Please report every line in the entries that contains the string "text".

=-=-=

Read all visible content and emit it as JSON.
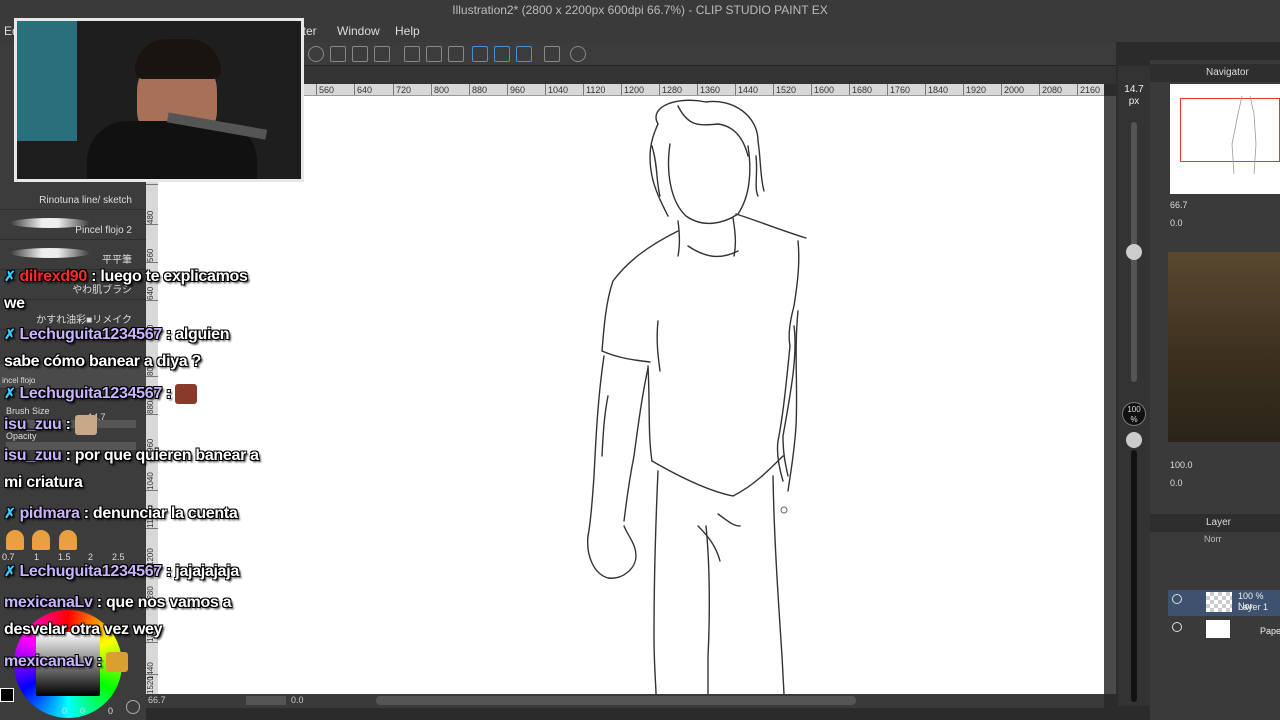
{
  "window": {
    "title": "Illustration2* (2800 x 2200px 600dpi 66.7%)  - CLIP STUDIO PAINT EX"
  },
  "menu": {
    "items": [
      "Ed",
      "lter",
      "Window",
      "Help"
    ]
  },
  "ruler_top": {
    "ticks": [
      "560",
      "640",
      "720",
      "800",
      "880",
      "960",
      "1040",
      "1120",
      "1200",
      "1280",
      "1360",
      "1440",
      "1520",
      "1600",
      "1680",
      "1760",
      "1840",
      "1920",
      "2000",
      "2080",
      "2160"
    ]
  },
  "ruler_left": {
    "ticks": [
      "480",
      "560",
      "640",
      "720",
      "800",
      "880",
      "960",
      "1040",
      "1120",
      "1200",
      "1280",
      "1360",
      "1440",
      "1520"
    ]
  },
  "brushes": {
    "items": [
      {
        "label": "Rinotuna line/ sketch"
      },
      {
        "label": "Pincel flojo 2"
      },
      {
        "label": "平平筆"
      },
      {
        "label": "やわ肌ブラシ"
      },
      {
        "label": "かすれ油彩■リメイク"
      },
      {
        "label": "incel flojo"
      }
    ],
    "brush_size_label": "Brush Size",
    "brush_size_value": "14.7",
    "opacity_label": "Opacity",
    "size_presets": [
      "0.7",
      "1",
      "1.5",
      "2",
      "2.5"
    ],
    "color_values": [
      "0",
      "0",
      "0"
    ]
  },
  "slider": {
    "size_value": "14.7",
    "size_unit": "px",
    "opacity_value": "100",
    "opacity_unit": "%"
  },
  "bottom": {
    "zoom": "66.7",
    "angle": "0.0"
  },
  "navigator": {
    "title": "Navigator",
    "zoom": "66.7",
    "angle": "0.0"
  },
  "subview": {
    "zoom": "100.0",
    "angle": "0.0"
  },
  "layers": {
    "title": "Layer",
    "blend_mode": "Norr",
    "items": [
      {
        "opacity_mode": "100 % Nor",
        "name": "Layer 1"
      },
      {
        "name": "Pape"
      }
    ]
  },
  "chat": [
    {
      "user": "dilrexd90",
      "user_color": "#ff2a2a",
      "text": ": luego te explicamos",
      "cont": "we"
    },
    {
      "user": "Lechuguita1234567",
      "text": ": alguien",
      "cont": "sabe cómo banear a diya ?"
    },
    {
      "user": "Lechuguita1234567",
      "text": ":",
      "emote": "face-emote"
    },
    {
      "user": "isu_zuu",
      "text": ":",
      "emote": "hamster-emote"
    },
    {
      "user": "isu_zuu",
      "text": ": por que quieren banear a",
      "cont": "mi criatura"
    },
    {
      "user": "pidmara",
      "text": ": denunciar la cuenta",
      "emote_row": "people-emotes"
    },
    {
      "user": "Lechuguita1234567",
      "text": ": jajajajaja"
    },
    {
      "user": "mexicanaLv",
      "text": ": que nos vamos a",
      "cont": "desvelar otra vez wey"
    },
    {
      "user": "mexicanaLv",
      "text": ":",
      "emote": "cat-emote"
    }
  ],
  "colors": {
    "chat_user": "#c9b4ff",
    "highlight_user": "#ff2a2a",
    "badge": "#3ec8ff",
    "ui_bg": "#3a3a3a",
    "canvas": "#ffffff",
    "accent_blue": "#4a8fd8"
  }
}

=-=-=

**TASK ANSWER**
      "text": ": luego te explicamos",
      "text": ": alguien",
      "text": ":",
      "text": ":",
      "text": ": por que quieren banear a",
      "text": ": denunciar la cuenta",
      "text": ": jajajajaja"
      "text": ": que nos vamos a",
      "text": ":",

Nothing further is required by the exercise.